Every now and then, the perfect show comes at the perfect moment. The stunning production of “Fun Home” currently at Farmers Alley Theatre in Kalamazoo is that rare case.
An exquisitely crafted musical that tells a powerful coming-of-age story equal parts poignant and heart breaking, as well as devastatingly beautiful and laugh-out-loud funny, this “Fun Home” emerges with an extraordinary cast and inventive design, all under the exceptional direction of Kathy Mulay.
Based on Alison Bechdel’s critically acclaimed graphic memoir, and adapted by (Kalamazoo College graduate) Lisa Kron with music by Jeanine Tesori, “Fun Home” opened on Broadway in 2013, winning five Tony Awards, including Best Musical, Best Book, and Best Original Score. Also notable (and rather shocking): it’s the first Broadway musical to feature a lesbian protagonist.
That protagonist is Bechdel herself as she pens her graphic memoir, remembering and reliving the highlights of her childhood and adolescence, which includes her coming out to her small-town Pennsylvania family. Portrayed by three actresses — the adult writer, the child and the college student — Bechdel’s coming of age is unique in that she grew up in a funeral home and it coincides with the revelation that her father, too, is gay, and that his closeted existence has had devastating effects.
The devastation becomes real through universally marvelous performances here.
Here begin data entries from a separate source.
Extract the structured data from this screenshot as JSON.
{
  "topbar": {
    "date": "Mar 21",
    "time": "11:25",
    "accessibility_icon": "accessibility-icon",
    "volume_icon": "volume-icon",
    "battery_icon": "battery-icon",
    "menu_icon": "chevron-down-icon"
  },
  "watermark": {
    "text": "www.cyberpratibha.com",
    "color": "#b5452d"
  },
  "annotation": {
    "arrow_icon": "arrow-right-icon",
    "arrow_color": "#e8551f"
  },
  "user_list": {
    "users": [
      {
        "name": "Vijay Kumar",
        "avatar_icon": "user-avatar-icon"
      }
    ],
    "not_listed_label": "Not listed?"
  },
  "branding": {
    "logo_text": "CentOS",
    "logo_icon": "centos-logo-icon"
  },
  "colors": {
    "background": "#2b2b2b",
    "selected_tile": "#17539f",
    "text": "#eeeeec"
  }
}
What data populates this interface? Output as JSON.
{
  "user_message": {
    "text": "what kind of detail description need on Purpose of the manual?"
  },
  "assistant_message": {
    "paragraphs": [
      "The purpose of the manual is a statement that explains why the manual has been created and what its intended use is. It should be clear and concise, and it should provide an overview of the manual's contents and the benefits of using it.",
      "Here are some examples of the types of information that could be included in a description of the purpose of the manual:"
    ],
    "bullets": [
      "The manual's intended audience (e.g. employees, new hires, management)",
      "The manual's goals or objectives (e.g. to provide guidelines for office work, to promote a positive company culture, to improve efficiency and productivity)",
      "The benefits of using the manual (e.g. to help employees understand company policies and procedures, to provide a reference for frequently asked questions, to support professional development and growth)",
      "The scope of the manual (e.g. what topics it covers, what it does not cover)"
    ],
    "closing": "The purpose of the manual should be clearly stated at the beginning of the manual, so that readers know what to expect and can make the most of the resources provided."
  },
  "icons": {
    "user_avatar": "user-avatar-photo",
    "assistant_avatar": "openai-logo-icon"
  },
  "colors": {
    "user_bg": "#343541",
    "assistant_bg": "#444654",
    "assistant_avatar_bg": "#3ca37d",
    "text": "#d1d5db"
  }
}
Michele Maika Berg is the adult Bechdel who witnesses and reflects on her memories as they play out; Megan O’Callighan is the college-age Bechdel coming to understand herself and the magnificent possibilities in unapologetically accepting herself (and she also plays beautifully with Emma Wineman as her plucky first girlfriend); and Carly Koch is the child Bechdel, replaying moments with a subtle self-reflexive awareness that they will be remembered as fodder for an older, wiser self who needs desperately to make sense of her life.
Each actress breathes life into these archetypal ages in such a way that we who witness them can see ourselves in them. These parts are written and performed as such so they clearly are ultimately the same human, same life. It’s a marvel, thanks to brilliant writing, even-handed direction, and glorious performances.
Denene Mulay Koch and Tony Humrichouser also give tremendous performances as Bechdel’s parents, wonderfully complex characters who are loving, flawed, tormented, delightful. Humrichouser captures Bruce as the doting father who suffers from his own demons that psychologically terrorize everyone in his path. Koch, always a gorgeous singer who expresses emotion powerfully through song, uses that gift here to full effect and also gives a breakthrough acting performance as the mother, Helen, neglected and spent from doing right by everyone but herself. She will move all but the coldest of hearts, particularly with her gripping “Days and Days.”
The story is so powerful, it’s possible to overlook just how crucial the music is to the magnificent storytelling that expresses (and elicits) such complexity of emotion. Music Director Cole P. Abod is to be commended for what he does with the score as well as his talented seven-piece orchestra.
The design, too, plays a remarkable role in the storytelling. Lee Buckholz’s tremendous set, with an upstage platform from which Bechdel the narrator perches, witnesses, writes/draws, and remembers is complemented by the downstage set where the memories play out. A turntable floor allows for seamless set changes and movement within scenes while also representing the circularity of memory. Laura Cornish’s lights also highlight mood and symbolically show the murkiness of memory.
As a memory play that’s a graphic memoir sprung to life through music, “Fun Home” is a feat — and one that shows just how powerful storytelling can be in adaptation, collaboration, and as a mash-up of art forms. And to have such a stellar team of actors, designers, and a director so clearly in command is a gift. That it opened on Pride weekend just makes it all the more generous and well-received.
Farmers Alley Theatre